Land issues and the history of the Latifundistas (large - often absent - land estate owners in Andalucia) is a touchy subject. Even as late as the 1980's the injustices of landownership and mass unemployment in the region were still under discussion. GIven the discussions began over many centuries ago, you may perhaps begin to see how some people would begin to tire of this debate. If we take one modern example - the 1930's and the 2nd Republic - it was the failure by the progressive coalition to resolve the issue of land distribution in the eyes of the Left, and the visible threat of actually doing so in the eyes of the political Right, that greatly contributed to the outbreak of the civil war.
But there is even yet a more poignant example to draw upon: That of the Bread and Cheese Revolution of 1861.
"In the middle of the nineteenth century, Andalusia was still crippled by feudal laws that permitted semi-absent landowners to treat their vast land-estates as they wished. They could leave them un-worked if they preferred or turn the land into a fertile source of food and employment for local people. Everything depended on the whims of these wealthy land barons. The majority of Andalusians - hungry, landless peasants - were consequently often unemployed for half the year, forced to daily scavenge for food and scrape a living from an unjust economy and politically turbulent system.

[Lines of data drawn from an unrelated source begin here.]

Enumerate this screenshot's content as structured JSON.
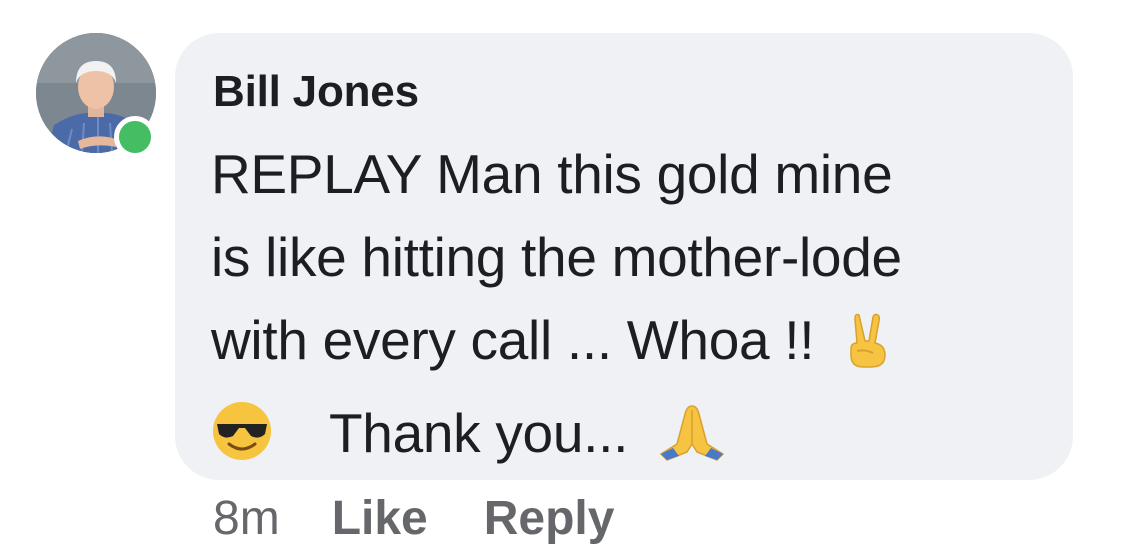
{
  "comment": {
    "author": "Bill Jones",
    "lines": [
      "REPLAY Man this gold mine",
      "is like hitting the mother-lode",
      "with every call ... Whoa !!",
      "Thank you..."
    ],
    "emojis": [
      "victory-hand-emoji",
      "sunglasses-smile-emoji",
      "folded-hands-emoji"
    ],
    "online": true
  },
  "actions": {
    "timestamp": "8m",
    "like_label": "Like",
    "reply_label": "Reply"
  },
  "colors": {
    "bubble": "#eff1f4",
    "text": "#1c1e21",
    "secondary": "#65676b",
    "presence": "#45bd62"
  }
}
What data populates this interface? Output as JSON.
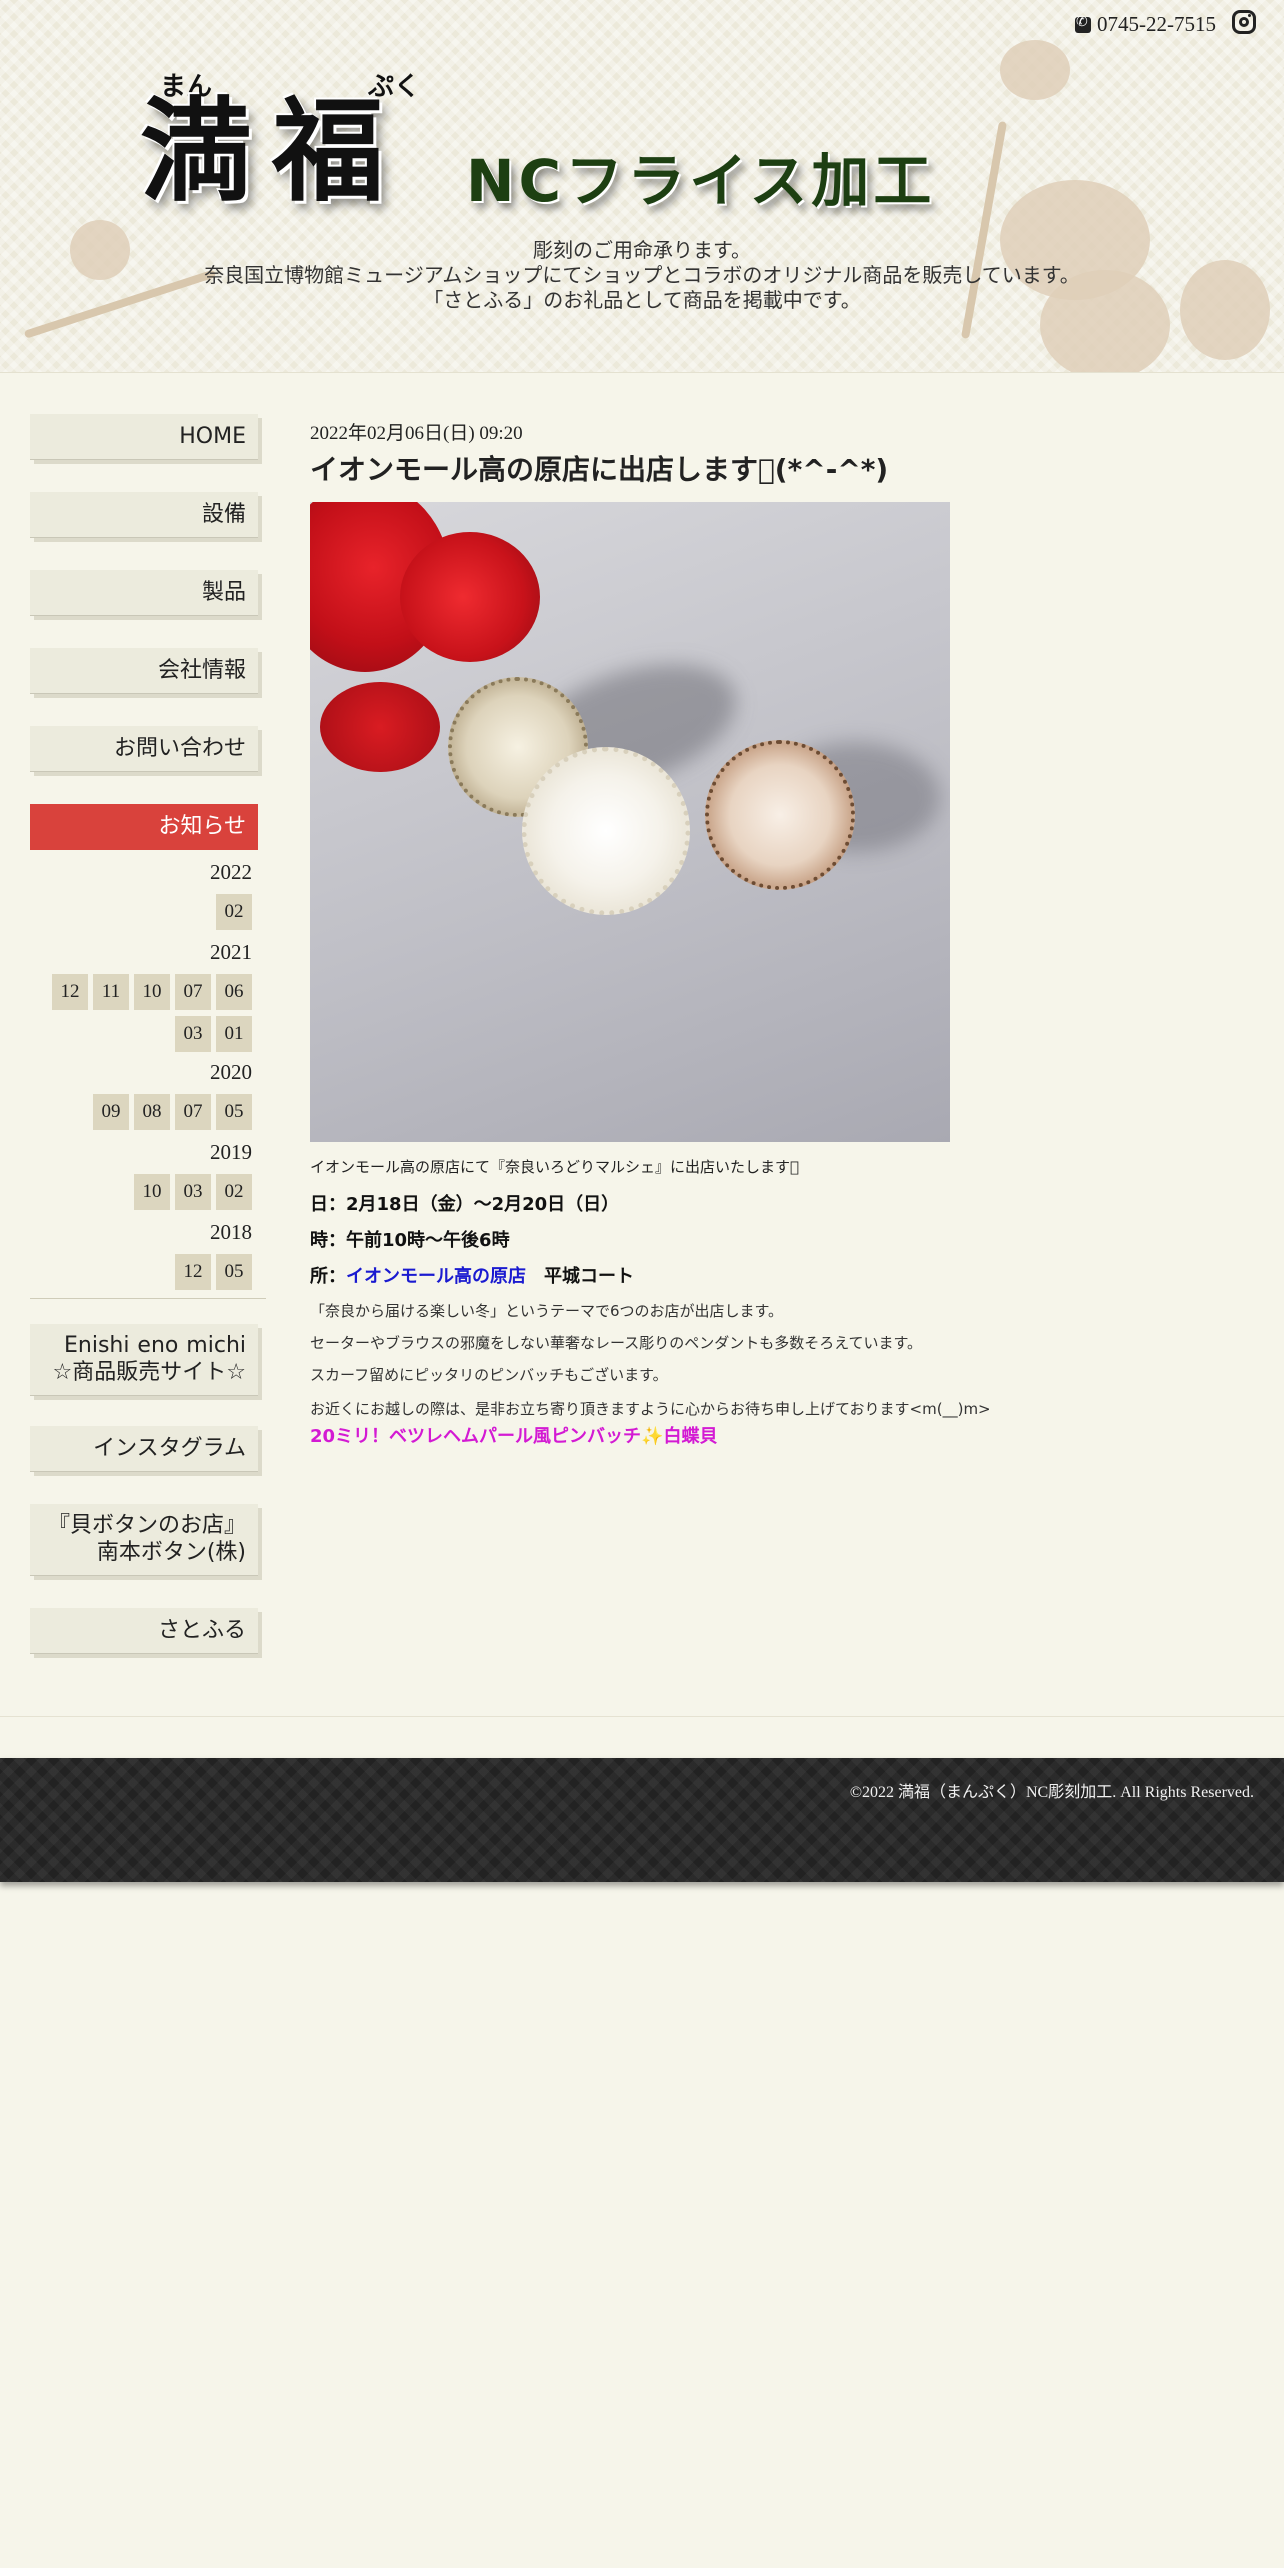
{
  "header": {
    "phone": "0745-22-7515",
    "phone_icon": "phone-icon",
    "instagram_icon": "instagram-icon",
    "logo_ruby": [
      "まん",
      "ぷく"
    ],
    "logo_main": "満福",
    "logo_sub": "NCフライス加工",
    "tagline": [
      "彫刻のご用命承ります。",
      "奈良国立博物館ミュージアムショップにてショップとコラボのオリジナル商品を販売しています。",
      "「さとふる」のお礼品として商品を掲載中です。"
    ]
  },
  "sidebar": {
    "nav": [
      {
        "label": "HOME"
      },
      {
        "label": "設備"
      },
      {
        "label": "製品"
      },
      {
        "label": "会社情報"
      },
      {
        "label": "お問い合わせ"
      },
      {
        "label": "お知らせ",
        "active": true
      }
    ],
    "archive": [
      {
        "year": "2022",
        "months": [
          "02"
        ]
      },
      {
        "year": "2021",
        "months": [
          "12",
          "11",
          "10",
          "07",
          "06",
          "03",
          "01"
        ]
      },
      {
        "year": "2020",
        "months": [
          "09",
          "08",
          "07",
          "05"
        ]
      },
      {
        "year": "2019",
        "months": [
          "10",
          "03",
          "02"
        ]
      },
      {
        "year": "2018",
        "months": [
          "12",
          "05"
        ]
      }
    ],
    "links": [
      {
        "line1": "Enishi eno michi",
        "line2": "☆商品販売サイト☆"
      },
      {
        "line1": "インスタグラム"
      },
      {
        "line1": "『貝ボタンのお店』",
        "line2": "南本ボタン(株)"
      },
      {
        "line1": "さとふる"
      }
    ]
  },
  "post": {
    "date": "2022年02月06日(日)  09:20",
    "title": "イオンモール高の原店に出店します\u0000(*^-^*)",
    "caption": "イオンモール高の原店にて『奈良いろどりマルシェ』に出店いたします\u0000",
    "day_label": "日：",
    "day_value": "2月18日（金）～2月20日（日）",
    "time_label": "時：",
    "time_value": "午前10時～午後6時",
    "place_label": "所：",
    "place_link": "イオンモール高の原店",
    "place_rest": "　平城コート",
    "body": [
      "「奈良から届ける楽しい冬」というテーマで6つのお店が出店します。",
      "セーターやブラウスの邪魔をしない華奢なレース彫りのペンダントも多数そろえています。",
      "スカーフ留めにピッタリのピンバッチもございます。",
      "お近くにお越しの際は、是非お立ち寄り頂きますように心からお待ち申し上げております<m(__)m>"
    ],
    "promo": "20ミリ！ベツレヘムパール風ピンバッチ✨白蝶貝"
  },
  "footer": {
    "copyright": "©2022 満福（まんぷく）NC彫刻加工. All Rights Reserved."
  },
  "colors": {
    "background": "#f6f5ea",
    "accent": "#d9423c",
    "link": "#1a1ad0",
    "promo": "#d31ad3",
    "footer": "#222222"
  }
}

As if seeing good arable land go to waste each year was not enough, the history of how the land had been originally acquired was one more slap in the face for the starving local populace. The arable land had never been distributed fairly. Since the Catholic Conquest, it had been inherited according to a complex system of privileges and favours. Nothing short of a revolution would wrest these vast tracts of land in Andalusia from the apathetic ruling class, and a starving, illiterate peasantry was rapidly coming to this conclusion."
(From the book: Inside the Tortilla.)
On to this scene suddenly steps the smartly bearded: Rafael Pérez del Álamo and he brings with him, the collective muscle to ignite the fire of Revolution: The "Revolution of Bread and Cheese."
Pérez - a vet during the mid 1850's - was based in the town of Loja in the far western frontier of Granada. He was also a keen activist in local politics. The problem was, local politics was not actively encouraged. In fact it was illegal to hold political meetings and form political representative groups (unless of course you were a member of one of the elite landowning minority...clergy, aristocracy, military)"
So, when an armed conflict broke out against some of the clandestine political activists and the local Guardia Civil, Pérez gathered about him the rest of his supporters and began to take matters into his own hands.
From the Cordoban town of Iznájar, the small band of committed men marched back to Loja, gathering forces until they reached over 10.000 strong and took the city from the local authorities without resistance, declaring it an independent republic and presumably redistributing Bread and Cheese supplies from all local Mercadona outlets. The energy and enthusiasm spread out to neighbouring towns all the way as far as Santa Fe and Alhama de Granada, but by the end of the week, the Army had arrived to the gates of Loja and violently toppled the revolutionaries from their temporary utopia.
Though the short revolution failed in a military sense, in another more profound political and social sense it achieved great success. This was one of the many inspirational acts that inspired the First Republic in 1873, the Second Republic in 1931, and who knows what echos will appear in Andalucia amongst the bearded and politically active workers (And, I should point out that I'm not referring to a certain Sr. Rajoy here.). History, does indeed move in circles.
The whole Loja Republic story appears as: The Revolution of Bread and Cheese in the new book Inside the Tortilla including what happened last year when the town celebrated the 150th anniversary of the revolution. You can get a copy of the book here.